Wednesday, May 23, 2007

Should a Group of Radical Environmentalists Be Considered Terrorists?

From ABC News:

A Group of 11 Militant Environmentalists Could Be Sentenced as Terrorists Without Having Killed a Soul

The FBI has called them "the No. 1 domestic terrorism threat," and their members include four of the Bureau's 11 Most Wanted homegrown terrorists. Yet in more than 1,100 acts of arson and vandalism, the members of the Earth Liberation Front have never killed a single person.

Defining terrorism has always been tricky, and in trying to do so, the federal government has acknowledged that there is "no single universally accepted definition of terrorism." But just as when it comes to identifying pornography, lawyers and law enforcement officers have traditionally relied on an ability to know it when they see it.

The government saw it 16 months ago when federal agents arrested 10 members of the loose-knit activist group and an affiliate organization, the Animal Liberation Front, in an action called Operation Backfire.

At the time of their arrest, Attorney General Alberto Gonzales called the cell's $40 million dollar arson campaign -- which targeted, throughout five Western states, a horse slaughterhouse, SUV dealerships, a scientific research center, logging companies and a ski resort -- "a pattern of domestic terrorism activities."

Lawyers and activists defending the saboteurs insist, however, that the terrorist label is a scare tactic. Acts of arson and property damage, they claim, have never been the stuff of terrorism indictments, and the label is intended by the government to stir public outrage, increase the length prison terms and augment the government's rolls of imprisoned terrorists.

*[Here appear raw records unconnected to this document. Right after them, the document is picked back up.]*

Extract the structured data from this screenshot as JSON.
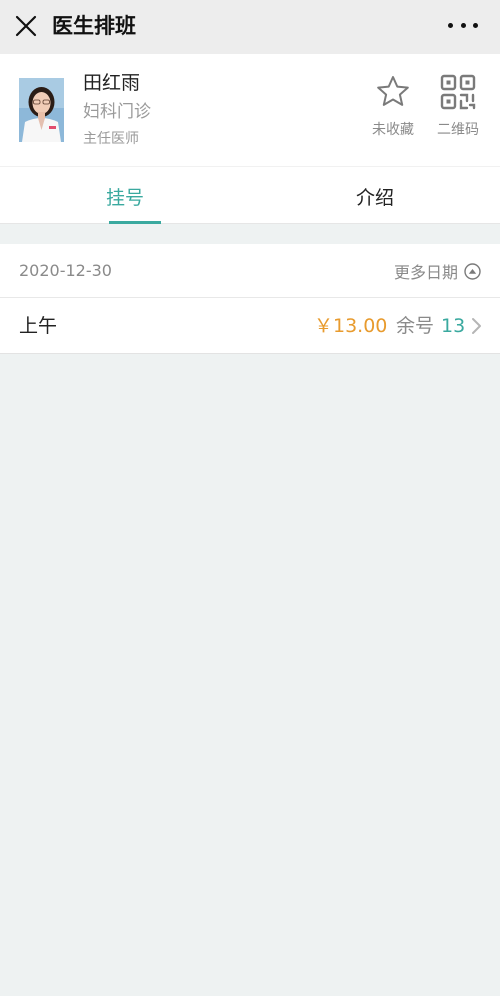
{
  "navbar": {
    "title": "医生排班",
    "close_icon": "close-icon",
    "more_icon": "more-icon"
  },
  "doctor": {
    "name": "田红雨",
    "department": "妇科门诊",
    "title": "主任医师"
  },
  "actions": {
    "favorite_label": "未收藏",
    "qrcode_label": "二维码"
  },
  "tabs": [
    {
      "label": "挂号",
      "active": true
    },
    {
      "label": "介绍",
      "active": false
    }
  ],
  "schedule": {
    "date": "2020-12-30",
    "more_dates_label": "更多日期",
    "slots": [
      {
        "period": "上午",
        "price": "￥13.00",
        "remain_label": "余号",
        "remain_count": "13"
      }
    ]
  },
  "colors": {
    "accent": "#3aa99f",
    "price": "#e89b2e",
    "background": "#eef2f2"
  }
}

Today in Eugene, Ore., a federal judge will sentence Stanislas Meyerhoff, 29, the first of the 10-member cell that called itself "the family." The other nine defendants will each be sentenced over the next several weeks.

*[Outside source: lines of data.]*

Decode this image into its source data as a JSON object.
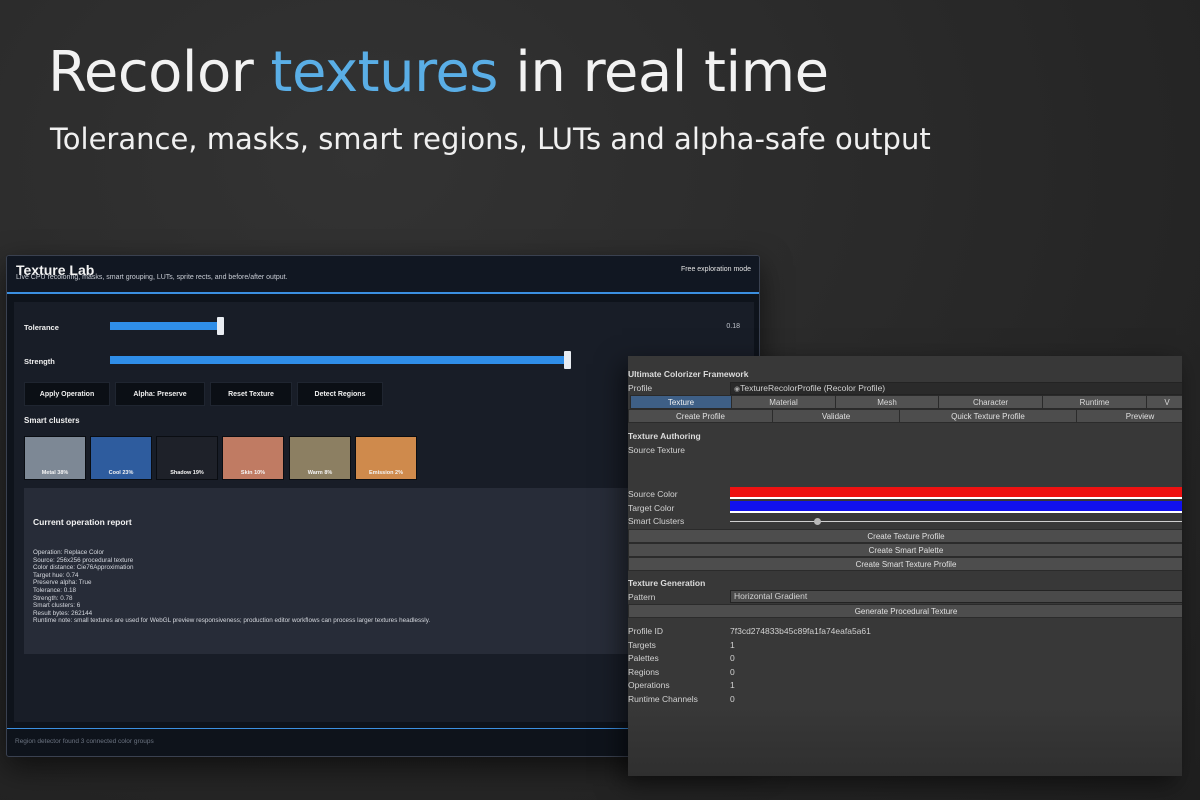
{
  "hero": {
    "title_before": "Recolor ",
    "title_accent": "textures",
    "title_after": " in real time",
    "subtitle": "Tolerance, masks, smart regions, LUTs and alpha-safe output"
  },
  "lab": {
    "title": "Texture Lab",
    "subtitle": "Live CPU recoloring, masks, smart grouping, LUTs, sprite rects, and before/after output.",
    "mode": "Free exploration mode",
    "sliders": [
      {
        "label": "Tolerance",
        "value_text": "0.18",
        "level": 0.24
      },
      {
        "label": "Strength",
        "value_text": "",
        "level": 1.0
      }
    ],
    "buttons": [
      "Apply Operation",
      "Alpha: Preserve",
      "Reset Texture",
      "Detect Regions"
    ],
    "clusters_heading": "Smart clusters",
    "clusters": [
      {
        "label": "Metal 38%",
        "color": "#7d8895"
      },
      {
        "label": "Cool 23%",
        "color": "#2e5c9e"
      },
      {
        "label": "Shadow 19%",
        "color": "#1e2129"
      },
      {
        "label": "Skin 10%",
        "color": "#c07b63"
      },
      {
        "label": "Warm 8%",
        "color": "#8c7f62"
      },
      {
        "label": "Emission 2%",
        "color": "#cf8a4c"
      }
    ],
    "report_title": "Current operation report",
    "report_lines": [
      "Operation: Replace Color",
      "Source: 256x256 procedural texture",
      "Color distance: Cie76Approximation",
      "Target hue: 0.74",
      "Preserve alpha: True",
      "Tolerance: 0.18",
      "Strength: 0.78",
      "Smart clusters: 6",
      "Result bytes: 262144",
      "Runtime note: small textures are used for WebGL preview responsiveness; production editor workflows can process larger textures headlessly."
    ],
    "footer": "Region detector found 3 connected color groups"
  },
  "inspector": {
    "title": "Ultimate Colorizer Framework",
    "profile_label": "Profile",
    "profile_value": "TextureRecolorProfile (Recolor Profile)",
    "tabs": [
      "Texture",
      "Material",
      "Mesh",
      "Character",
      "Runtime",
      "V"
    ],
    "actions": [
      "Create Profile",
      "Validate",
      "Quick Texture Profile",
      "Preview"
    ],
    "authoring_heading": "Texture Authoring",
    "source_texture_label": "Source Texture",
    "source_color_label": "Source Color",
    "target_color_label": "Target Color",
    "smart_clusters_label": "Smart Clusters",
    "source_color": "#ee1111",
    "target_color": "#1111ee",
    "smart_clusters_level": 0.19,
    "buttons": [
      "Create Texture Profile",
      "Create Smart Palette",
      "Create Smart Texture Profile"
    ],
    "generation_heading": "Texture Generation",
    "pattern_label": "Pattern",
    "pattern_value": "Horizontal Gradient",
    "generate_button": "Generate Procedural Texture",
    "stats": [
      {
        "label": "Profile ID",
        "value": "7f3cd274833b45c89fa1fa74eafa5a61"
      },
      {
        "label": "Targets",
        "value": "1"
      },
      {
        "label": "Palettes",
        "value": "0"
      },
      {
        "label": "Regions",
        "value": "0"
      },
      {
        "label": "Operations",
        "value": "1"
      },
      {
        "label": "Runtime Channels",
        "value": "0"
      }
    ]
  }
}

If government prosecutors can convince Judge Ann Aiken that Meyerhoff and the others -- all of whom have pleaded guilty to conspiracy and arson charges -- are terrorists, then they will be sentenced following federal "terrorism enhancement" guidelines, which could multiply their sentences sevenfold and land them in supermax prisons. more

I'm of the opinion that they shouldn't be sentenced as terrorists for several reasons. First being the fact that no human was harmed or killed in the process of their crimes. Secondly because once we have used the laws to stiffen punishment for property damage what is left when there is an actual loss of life? Either life is of greater value than property or it isn't. Finally should they be sentenced as terrorists it sets a really strange legal precedent in which having a political motivation to commit a crime becomes as or more important than the severity of the actual crime.

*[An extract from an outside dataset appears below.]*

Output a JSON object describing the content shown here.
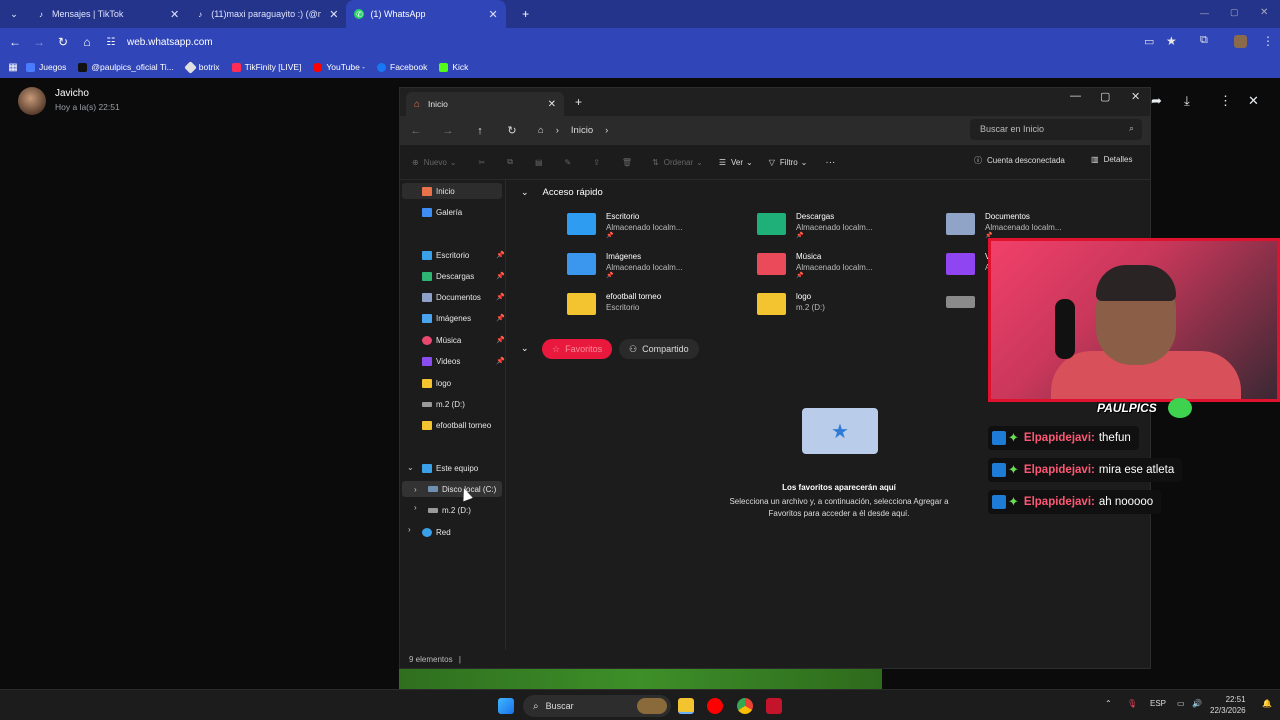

One thing is for certain, should they be sentenced as terrorists these cases will be the appellate courts for years and could end up before the Supreme Court. I'td be safer in the long run to just give them the max on all 5 charges and be done with it. But then again, I'm not a prosecutor out to make a name for myself.